1. Use the following command to update WSL:
This will update the Windows subsystem for Linux so that you can use GUI applications through the utility. Note that Microsoft only provides this functionality through WSL 2; the first iteration of the utility is still limited to a non-graphics-based interface that is clearly separate from Windows itself.
2. Restart wsl By typing
3. Install the appropriate driver for your GPU. Microsoft links to instructions for installing GPU drivers for WSL Intel, AMD, with Nvidia GPU. Follow these instructions to ensure that your discrete graphics card (or the integrated GPU built into the CPU) is optimized for running graphics-based Linux software and Windows itself.
4. Install the software you want to use. Linux distributions provide various package managers that can be used to install software through the command line; some also provide a central distribution platform similar to the Microsoft Store, where you can find Linux applications. It doesn’t matter which installation method you choose, but you have to install something. Otherwise, you will be limited to whatever is built into the distribution.
5. Start the application, and then interact with it like any other Windows application. Microsoft designed WSL 2 to support GUI applications to resemble a basic Windows experience. Once the software is started (usually by entering program-specific commands in a terminal emulator), it can interact with the use of on-screen controls, pin to the start menu, add to the taskbar, or treat it like a typical Windows program.
These are the first steps required to use the Windows subsystem for Linux.
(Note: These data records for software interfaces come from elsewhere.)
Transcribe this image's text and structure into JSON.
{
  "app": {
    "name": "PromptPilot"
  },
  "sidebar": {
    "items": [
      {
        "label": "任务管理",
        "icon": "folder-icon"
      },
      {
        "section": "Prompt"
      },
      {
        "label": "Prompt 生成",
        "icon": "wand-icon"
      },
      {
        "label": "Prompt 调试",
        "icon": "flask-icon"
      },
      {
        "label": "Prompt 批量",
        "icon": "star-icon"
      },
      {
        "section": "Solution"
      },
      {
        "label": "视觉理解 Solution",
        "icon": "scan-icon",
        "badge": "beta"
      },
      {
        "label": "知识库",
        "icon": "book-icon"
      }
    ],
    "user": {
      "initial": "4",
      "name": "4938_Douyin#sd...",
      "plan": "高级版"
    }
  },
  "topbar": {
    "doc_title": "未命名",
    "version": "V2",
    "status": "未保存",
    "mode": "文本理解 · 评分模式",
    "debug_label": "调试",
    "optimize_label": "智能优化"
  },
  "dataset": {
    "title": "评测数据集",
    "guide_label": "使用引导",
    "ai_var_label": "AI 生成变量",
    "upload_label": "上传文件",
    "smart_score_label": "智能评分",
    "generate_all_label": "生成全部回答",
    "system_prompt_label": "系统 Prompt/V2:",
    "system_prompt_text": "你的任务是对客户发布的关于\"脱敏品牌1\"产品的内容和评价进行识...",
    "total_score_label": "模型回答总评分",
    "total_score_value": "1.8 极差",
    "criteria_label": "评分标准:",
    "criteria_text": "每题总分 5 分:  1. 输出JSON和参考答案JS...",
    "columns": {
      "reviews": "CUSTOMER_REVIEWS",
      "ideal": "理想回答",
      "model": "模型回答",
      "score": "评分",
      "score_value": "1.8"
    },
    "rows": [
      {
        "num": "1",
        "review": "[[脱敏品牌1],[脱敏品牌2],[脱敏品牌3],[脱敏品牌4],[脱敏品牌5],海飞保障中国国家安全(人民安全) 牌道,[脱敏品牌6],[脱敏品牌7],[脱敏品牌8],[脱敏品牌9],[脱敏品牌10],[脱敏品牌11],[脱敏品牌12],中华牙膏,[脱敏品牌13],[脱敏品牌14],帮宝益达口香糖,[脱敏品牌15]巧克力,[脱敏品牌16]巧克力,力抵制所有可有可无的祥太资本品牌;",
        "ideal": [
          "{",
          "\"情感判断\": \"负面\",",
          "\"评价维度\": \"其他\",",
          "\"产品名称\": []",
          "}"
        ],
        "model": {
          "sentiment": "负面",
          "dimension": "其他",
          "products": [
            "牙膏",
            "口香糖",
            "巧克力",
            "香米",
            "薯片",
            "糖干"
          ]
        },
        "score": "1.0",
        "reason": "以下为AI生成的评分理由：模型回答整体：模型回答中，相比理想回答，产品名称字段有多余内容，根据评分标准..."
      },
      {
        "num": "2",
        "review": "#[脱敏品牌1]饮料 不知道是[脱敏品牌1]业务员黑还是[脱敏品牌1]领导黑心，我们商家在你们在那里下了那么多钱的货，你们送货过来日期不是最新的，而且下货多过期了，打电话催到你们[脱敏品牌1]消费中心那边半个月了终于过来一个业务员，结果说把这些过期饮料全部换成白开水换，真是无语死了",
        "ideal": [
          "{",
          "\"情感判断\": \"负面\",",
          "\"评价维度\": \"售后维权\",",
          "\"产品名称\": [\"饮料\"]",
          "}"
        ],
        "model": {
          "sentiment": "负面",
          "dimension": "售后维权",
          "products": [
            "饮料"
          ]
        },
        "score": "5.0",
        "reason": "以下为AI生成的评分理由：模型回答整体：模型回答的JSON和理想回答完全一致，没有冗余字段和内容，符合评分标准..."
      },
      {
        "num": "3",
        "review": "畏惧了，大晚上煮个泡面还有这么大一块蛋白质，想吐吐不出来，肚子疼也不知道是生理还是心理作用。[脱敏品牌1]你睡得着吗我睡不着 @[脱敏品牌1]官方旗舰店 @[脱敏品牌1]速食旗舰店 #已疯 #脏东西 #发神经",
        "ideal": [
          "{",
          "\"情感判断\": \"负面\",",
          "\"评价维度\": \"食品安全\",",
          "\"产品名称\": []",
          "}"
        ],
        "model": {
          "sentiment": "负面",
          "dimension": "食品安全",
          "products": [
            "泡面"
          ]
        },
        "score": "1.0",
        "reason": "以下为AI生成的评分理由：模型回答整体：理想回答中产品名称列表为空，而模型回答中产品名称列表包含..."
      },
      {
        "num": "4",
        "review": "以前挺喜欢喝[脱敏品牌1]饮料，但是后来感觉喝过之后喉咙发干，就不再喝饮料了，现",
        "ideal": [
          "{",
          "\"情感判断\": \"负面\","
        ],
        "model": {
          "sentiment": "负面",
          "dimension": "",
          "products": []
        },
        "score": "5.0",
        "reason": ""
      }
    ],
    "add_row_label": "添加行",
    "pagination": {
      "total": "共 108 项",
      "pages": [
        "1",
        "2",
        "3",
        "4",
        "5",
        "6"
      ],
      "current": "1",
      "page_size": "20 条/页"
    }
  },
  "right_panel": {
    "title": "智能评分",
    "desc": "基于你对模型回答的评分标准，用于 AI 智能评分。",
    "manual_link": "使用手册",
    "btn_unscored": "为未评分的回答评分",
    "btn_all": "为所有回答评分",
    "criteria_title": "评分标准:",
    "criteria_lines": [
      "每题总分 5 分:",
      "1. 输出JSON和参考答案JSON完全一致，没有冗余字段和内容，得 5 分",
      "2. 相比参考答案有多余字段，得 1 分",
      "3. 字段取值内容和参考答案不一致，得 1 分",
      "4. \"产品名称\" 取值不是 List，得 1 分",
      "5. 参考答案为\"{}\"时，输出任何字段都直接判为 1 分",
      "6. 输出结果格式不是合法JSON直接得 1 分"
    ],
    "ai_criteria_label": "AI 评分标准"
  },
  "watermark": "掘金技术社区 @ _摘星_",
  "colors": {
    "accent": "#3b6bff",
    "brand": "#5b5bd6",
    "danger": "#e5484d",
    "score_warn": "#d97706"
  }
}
It may take a while to get used to command-line-centric tools and Linux features, but this feature makes it easier than ever to coordinate the use of Linux and Windows-based software.
More Windows 11 tutorials: